Miles, chair of the environmental science department at Palm Beach State College (PBSC), is the driving force behind the college’s participation in the Smithsonian Institution’s National Museum of Natural History Global ARMS Program. ARMS, or autonomous reef monitoring structures, are deployed around the world to help scientists study changes in marine biodiversity and improve ocean health.
Smithsonian scientists were finally able to travel from Washington, D.C., to the Smithsonian Marine Station in Fort Pierce, where they trained Miles and her team in the techniques used to examine the marine life found living in the ARMS. PBSC is the first college in South Florida to participate in the work.
“Palm Beach State College is pioneering the type of partnership that is really important as we build a broader community of people monitoring ocean health,” said Christopher Meyer, a Smithsonian research zoologist and curator of marine invertebrates. “This workshop was a training exercise to share and spread ARMS knowledge, and the best part is having Palm Beach State so close to our marine station and the potential for future growth and engagement.”
The creepy crawly things
ARMS are designed to mimic the nooks and crannies of reef habitats and become dwellings for marine species.
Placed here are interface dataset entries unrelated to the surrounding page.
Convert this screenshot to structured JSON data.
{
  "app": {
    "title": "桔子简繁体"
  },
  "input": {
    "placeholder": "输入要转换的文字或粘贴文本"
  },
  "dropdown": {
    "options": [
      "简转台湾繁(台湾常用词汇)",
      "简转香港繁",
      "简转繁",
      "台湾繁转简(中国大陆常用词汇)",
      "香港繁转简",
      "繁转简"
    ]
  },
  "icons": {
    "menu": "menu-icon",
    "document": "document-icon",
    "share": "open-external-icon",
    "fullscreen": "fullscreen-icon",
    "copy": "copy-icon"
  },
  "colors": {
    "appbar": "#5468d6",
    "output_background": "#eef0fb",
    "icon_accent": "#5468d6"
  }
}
Not big fish and turtles, but creepy crawly things like brittle stars, snapping shrimp, crabs, sea urchins and snails to name a few. Built of nine 9” x 9” stacked plates, ARMS are like mini-condos, and upon retrieval, scientists can see what took up residence and learn more about the health and diversity of reef ecosystems and the impacts of ocean stressors like pollution and ocean acidification.
Knowing how marine species respond to different ocean states can help scientists predict and plan actions for a healthier planet, according to the Global ARMS Program website.
“I really see this as groundbreaking for us to understand what a lot of these local organisms are and catalog them so that we’re aware of what’s here,” Miles said. “Then in the future, we can continue to monitor and see if their presence continues or changes. Maybe some of these animals will move further north as the climate changes, seeking out cooler waters. This type of study is the least invasive kind of research project we can do to understand what the complexity of species actually are.”
Working as a team
The ARMS were analyzed over three days by a team that included three Smithsonian scientists, Jupiter Inlet Lighthouse Outstanding Natural Area staff, Miles and other PBSC faculty and students.
“Just imagine having my students sitting right next to these expert Smithsonian scientists. It doesn’t get much better than that,” Miles said.
Palm Beach State’s participation is also important to the Smithsonian Institution.
“We’re very excited to use this as an initial partnership to figure out what motivates people to use the tools and how to maintain enthusiasm as we scale out the ARMS program and get more people to participate, because it takes a village,” Meyer said.
Meyer and Sarah Tweedt, a Smithsonian research associate in invertebrate zoology, conducted the workshop with the support of Dean Janiak, a biologist and one of the resident scientists based at the Smithsonian Marine Station.
“Watching them work was a mind-blowing experience,” said Rida Talukdar, a PBSC student pursuing an associate degree in environmental science technology and Dr. Miles’ student assistant. “The scientists would always make sure to stop and explain what they were doing and if we ever had any questions, they would explain everything to us, teaching us all the processes of disassembling the ARMS and how to study the creatures.”
Poring over the information
Hundreds of species were discovered living in the three ARMS, but thousands more remain to be discovered using DNA metabarcoding techniques over the next several months. Miles will then work toward publishing the findings and hopes to create a public exhibit that can move from nature center to nature center and campus to campus, to share what the team discovered.
“A lot of people experience the ocean, but just on the surface, as a blanket of blue water. They don’t get to see what’s going on underneath,” Miles said. “They don’t get to know these characters that are really sustaining the health and vitality of our coastal ecosystem. We get a chance to do that if we scuba dive, but most people do not get to have that kind of opportunity. So this is a way for us to bring all of that information to light.”
GianAntoni Consalvo, another of Miles’ students, plans a career in wildlife biology that will involve field research like he experienced with the ARMS retrieval and lab analysis.
“This experience was honestly, probably one of the most exciting things that has happened to me in my life so far,” Consalvo said. “Because, I mean, who doesn’t want to go find out what creatures are living inside these little artificial reefs. It gave me a taste of what it’s like to do something like this, and now that I have, it’s like I’m hooked — I don’t want to do anything else.”